Dataset rows for apps and sites
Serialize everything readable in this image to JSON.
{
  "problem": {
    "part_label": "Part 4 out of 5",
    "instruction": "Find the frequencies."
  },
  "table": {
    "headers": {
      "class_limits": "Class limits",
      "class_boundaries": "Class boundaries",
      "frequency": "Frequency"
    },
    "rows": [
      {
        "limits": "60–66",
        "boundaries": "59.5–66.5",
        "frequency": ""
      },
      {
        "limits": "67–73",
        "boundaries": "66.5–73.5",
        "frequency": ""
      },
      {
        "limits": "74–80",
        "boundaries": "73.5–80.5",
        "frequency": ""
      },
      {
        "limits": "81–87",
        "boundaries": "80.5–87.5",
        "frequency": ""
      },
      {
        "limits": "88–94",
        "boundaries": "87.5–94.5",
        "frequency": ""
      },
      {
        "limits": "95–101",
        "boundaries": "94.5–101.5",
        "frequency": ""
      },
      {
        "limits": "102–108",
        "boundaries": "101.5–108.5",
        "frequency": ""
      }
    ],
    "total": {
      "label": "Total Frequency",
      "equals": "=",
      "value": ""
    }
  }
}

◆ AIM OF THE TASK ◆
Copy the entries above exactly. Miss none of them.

◆ SOLUTION FOR THIS PROBLEM ◆
Serialize everything readable in this image to JSON.
{
  "problem": {
    "part_label": "Part 4 out of 5",
    "instruction": "Find the frequencies."
  },
  "table": {
    "headers": {
      "class_limits": "Class limits",
      "class_boundaries": "Class boundaries",
      "frequency": "Frequency"
    },
    "rows": [
      {
        "limits": "60–66",
        "boundaries": "59.5–66.5",
        "frequency": ""
      },
      {
        "limits": "67–73",
        "boundaries": "66.5–73.5",
        "frequency": ""
      },
      {
        "limits": "74–80",
        "boundaries": "73.5–80.5",
        "frequency": ""
      },
      {
        "limits": "81–87",
        "boundaries": "80.5–87.5",
        "frequency": ""
      },
      {
        "limits": "88–94",
        "boundaries": "87.5–94.5",
        "frequency": ""
      },
      {
        "limits": "95–101",
        "boundaries": "94.5–101.5",
        "frequency": ""
      },
      {
        "limits": "102–108",
        "boundaries": "101.5–108.5",
        "frequency": ""
      }
    ],
    "total": {
      "label": "Total Frequency",
      "equals": "=",
      "value": ""
    }
  }
}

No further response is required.